Exercise directions: Return a copy of every line in the data below that contains "nàng".

Supplied records:
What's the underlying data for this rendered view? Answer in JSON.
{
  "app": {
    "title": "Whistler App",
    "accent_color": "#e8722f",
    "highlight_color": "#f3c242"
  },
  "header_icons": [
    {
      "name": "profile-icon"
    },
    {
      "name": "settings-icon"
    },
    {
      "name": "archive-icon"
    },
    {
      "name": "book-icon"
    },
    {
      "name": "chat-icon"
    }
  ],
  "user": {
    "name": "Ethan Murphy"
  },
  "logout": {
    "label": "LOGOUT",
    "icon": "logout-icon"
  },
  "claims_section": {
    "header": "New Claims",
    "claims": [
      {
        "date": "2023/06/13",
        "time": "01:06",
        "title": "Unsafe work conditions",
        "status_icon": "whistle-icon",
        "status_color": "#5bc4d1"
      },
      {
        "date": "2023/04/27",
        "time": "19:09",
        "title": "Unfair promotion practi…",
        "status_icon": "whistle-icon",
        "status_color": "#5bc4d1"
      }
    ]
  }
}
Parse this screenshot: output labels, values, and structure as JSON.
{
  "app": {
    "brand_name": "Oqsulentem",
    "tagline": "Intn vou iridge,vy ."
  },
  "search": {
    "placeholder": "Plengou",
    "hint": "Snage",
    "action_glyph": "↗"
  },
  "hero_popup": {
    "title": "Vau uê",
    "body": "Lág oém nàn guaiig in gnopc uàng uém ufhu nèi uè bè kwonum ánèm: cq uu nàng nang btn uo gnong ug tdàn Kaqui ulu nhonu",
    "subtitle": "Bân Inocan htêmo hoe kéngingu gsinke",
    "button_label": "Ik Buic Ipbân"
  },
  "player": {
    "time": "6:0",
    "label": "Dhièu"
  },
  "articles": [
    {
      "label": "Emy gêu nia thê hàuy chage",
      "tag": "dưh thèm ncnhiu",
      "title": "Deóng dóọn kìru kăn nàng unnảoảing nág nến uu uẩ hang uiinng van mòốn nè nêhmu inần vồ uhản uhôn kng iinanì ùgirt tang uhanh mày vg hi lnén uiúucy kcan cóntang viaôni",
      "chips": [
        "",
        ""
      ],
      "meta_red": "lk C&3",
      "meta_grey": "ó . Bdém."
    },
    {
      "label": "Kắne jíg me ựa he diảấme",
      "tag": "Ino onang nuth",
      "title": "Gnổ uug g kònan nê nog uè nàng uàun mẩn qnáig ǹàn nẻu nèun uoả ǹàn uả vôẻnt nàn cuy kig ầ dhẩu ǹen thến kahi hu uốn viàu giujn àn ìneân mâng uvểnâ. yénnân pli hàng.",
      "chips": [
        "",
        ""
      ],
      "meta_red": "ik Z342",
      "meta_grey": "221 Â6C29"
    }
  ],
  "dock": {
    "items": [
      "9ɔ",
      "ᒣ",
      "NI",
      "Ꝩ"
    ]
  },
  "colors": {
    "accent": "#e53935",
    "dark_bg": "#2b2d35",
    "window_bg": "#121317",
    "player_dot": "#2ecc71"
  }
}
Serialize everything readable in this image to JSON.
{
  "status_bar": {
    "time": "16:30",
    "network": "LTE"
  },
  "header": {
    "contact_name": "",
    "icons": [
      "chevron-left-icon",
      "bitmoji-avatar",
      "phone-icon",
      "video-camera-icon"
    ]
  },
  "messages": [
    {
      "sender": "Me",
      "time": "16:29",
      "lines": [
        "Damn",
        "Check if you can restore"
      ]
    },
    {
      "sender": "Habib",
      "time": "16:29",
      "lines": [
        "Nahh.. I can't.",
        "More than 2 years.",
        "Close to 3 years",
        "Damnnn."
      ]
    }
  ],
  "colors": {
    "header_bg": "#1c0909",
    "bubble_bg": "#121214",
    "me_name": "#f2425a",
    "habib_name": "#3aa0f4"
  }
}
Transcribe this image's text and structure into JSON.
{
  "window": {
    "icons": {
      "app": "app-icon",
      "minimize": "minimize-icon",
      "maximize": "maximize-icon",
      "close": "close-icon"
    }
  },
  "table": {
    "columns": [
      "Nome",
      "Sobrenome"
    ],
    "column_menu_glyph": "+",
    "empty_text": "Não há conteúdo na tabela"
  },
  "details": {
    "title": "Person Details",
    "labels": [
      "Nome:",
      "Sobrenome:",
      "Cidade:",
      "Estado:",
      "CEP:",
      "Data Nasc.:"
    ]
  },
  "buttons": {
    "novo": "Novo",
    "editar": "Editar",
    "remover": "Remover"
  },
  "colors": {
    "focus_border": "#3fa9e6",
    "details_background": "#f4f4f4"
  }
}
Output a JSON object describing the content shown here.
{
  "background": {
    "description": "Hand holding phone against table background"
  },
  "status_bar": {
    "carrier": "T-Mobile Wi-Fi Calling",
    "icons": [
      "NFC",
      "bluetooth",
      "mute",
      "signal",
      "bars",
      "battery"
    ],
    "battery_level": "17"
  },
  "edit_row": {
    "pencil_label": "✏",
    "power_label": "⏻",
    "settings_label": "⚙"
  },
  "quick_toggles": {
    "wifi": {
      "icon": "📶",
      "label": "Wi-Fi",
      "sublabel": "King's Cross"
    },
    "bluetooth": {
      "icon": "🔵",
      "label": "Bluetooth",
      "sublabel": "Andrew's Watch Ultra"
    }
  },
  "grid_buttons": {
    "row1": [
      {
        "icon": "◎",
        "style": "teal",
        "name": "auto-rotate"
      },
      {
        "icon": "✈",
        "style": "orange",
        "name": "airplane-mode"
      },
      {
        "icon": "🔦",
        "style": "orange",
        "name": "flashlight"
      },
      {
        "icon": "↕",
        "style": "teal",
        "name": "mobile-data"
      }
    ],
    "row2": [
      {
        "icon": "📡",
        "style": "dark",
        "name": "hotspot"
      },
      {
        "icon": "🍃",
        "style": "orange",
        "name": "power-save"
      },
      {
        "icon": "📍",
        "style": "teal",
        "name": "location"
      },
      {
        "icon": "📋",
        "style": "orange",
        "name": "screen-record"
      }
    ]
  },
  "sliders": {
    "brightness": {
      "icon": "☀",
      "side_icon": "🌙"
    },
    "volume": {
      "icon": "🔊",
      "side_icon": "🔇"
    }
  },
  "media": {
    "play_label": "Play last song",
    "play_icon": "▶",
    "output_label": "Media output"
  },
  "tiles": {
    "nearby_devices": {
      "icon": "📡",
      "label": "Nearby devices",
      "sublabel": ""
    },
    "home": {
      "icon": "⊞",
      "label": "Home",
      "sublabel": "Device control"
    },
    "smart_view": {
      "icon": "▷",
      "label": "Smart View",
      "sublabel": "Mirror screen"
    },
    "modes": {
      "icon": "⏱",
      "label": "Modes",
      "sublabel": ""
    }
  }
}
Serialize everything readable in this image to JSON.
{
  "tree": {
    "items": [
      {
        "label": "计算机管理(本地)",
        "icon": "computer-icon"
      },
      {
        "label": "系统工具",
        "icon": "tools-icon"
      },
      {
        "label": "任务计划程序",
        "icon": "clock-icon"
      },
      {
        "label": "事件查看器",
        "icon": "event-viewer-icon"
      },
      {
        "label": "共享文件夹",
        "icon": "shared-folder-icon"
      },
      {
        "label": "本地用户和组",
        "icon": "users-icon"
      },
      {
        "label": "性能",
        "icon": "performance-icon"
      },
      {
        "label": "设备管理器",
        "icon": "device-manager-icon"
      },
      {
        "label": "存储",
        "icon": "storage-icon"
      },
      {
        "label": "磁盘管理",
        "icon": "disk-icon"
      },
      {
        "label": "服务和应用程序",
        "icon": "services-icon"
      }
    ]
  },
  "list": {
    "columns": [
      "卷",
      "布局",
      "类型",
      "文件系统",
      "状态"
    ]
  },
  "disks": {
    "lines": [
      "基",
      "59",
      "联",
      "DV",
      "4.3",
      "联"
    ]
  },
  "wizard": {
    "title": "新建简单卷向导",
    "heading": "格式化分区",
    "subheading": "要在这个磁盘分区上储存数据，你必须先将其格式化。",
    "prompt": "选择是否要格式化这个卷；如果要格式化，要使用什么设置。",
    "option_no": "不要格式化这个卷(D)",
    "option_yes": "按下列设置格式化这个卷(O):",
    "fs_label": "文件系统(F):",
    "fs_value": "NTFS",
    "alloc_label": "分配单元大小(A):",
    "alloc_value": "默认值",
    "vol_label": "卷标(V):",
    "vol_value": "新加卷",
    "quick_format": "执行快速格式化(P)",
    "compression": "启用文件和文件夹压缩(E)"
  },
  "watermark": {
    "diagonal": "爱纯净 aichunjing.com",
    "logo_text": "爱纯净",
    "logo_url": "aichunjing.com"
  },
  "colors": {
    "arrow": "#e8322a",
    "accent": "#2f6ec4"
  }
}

Solution:
    "body": "Lág oém nàn guaiig in gnopc uàng uém ufhu nèi uè bè kwonum ánèm: cq uu nàng nang btn uo gnong ug tdàn Kaqui ulu nhonu",
      "title": "Deóng dóọn kìru kăn nàng unnảoảing nág nến uu uẩ hang uiinng van mòốn nè nêhmu inần vồ uhản uhôn kng iinanì ùgirt tang uhanh mày vg hi lnén uiúucy kcan cóntang viaôni",
      "title": "Gnổ uug g kònan nê nog uè nàng uàun mẩn qnáig ǹàn nẻu nèun uoả ǹàn uả vôẻnt nàn cuy kig ầ dhẩu ǹen thến kahi hu uốn viàu giujn àn ìneân mâng uvểnâ. yénnân pli hàng.",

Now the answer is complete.